Web page and app entries
........

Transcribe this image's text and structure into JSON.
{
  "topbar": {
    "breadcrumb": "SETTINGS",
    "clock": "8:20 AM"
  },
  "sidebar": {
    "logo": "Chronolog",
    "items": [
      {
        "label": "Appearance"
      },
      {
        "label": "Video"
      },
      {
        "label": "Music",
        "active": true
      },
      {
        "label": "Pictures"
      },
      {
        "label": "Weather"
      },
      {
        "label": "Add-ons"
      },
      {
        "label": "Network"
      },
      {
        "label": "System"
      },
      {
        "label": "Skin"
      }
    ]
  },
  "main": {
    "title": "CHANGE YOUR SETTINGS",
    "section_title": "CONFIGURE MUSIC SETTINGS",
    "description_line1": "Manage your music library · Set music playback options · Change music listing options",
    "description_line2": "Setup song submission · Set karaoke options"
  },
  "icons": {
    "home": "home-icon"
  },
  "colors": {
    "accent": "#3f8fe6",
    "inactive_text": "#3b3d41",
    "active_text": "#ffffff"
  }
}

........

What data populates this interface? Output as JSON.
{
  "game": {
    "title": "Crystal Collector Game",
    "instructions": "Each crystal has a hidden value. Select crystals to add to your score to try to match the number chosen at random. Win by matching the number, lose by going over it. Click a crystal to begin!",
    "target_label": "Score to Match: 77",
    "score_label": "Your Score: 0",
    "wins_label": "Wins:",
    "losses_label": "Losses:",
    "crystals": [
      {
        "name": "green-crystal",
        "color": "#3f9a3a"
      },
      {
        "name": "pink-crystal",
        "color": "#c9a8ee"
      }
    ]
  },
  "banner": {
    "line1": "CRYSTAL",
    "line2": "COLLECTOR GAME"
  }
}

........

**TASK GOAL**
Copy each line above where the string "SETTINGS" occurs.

**TASK ANSWER**
    "breadcrumb": "SETTINGS",
    "title": "CHANGE YOUR SETTINGS",
    "section_title": "CONFIGURE MUSIC SETTINGS",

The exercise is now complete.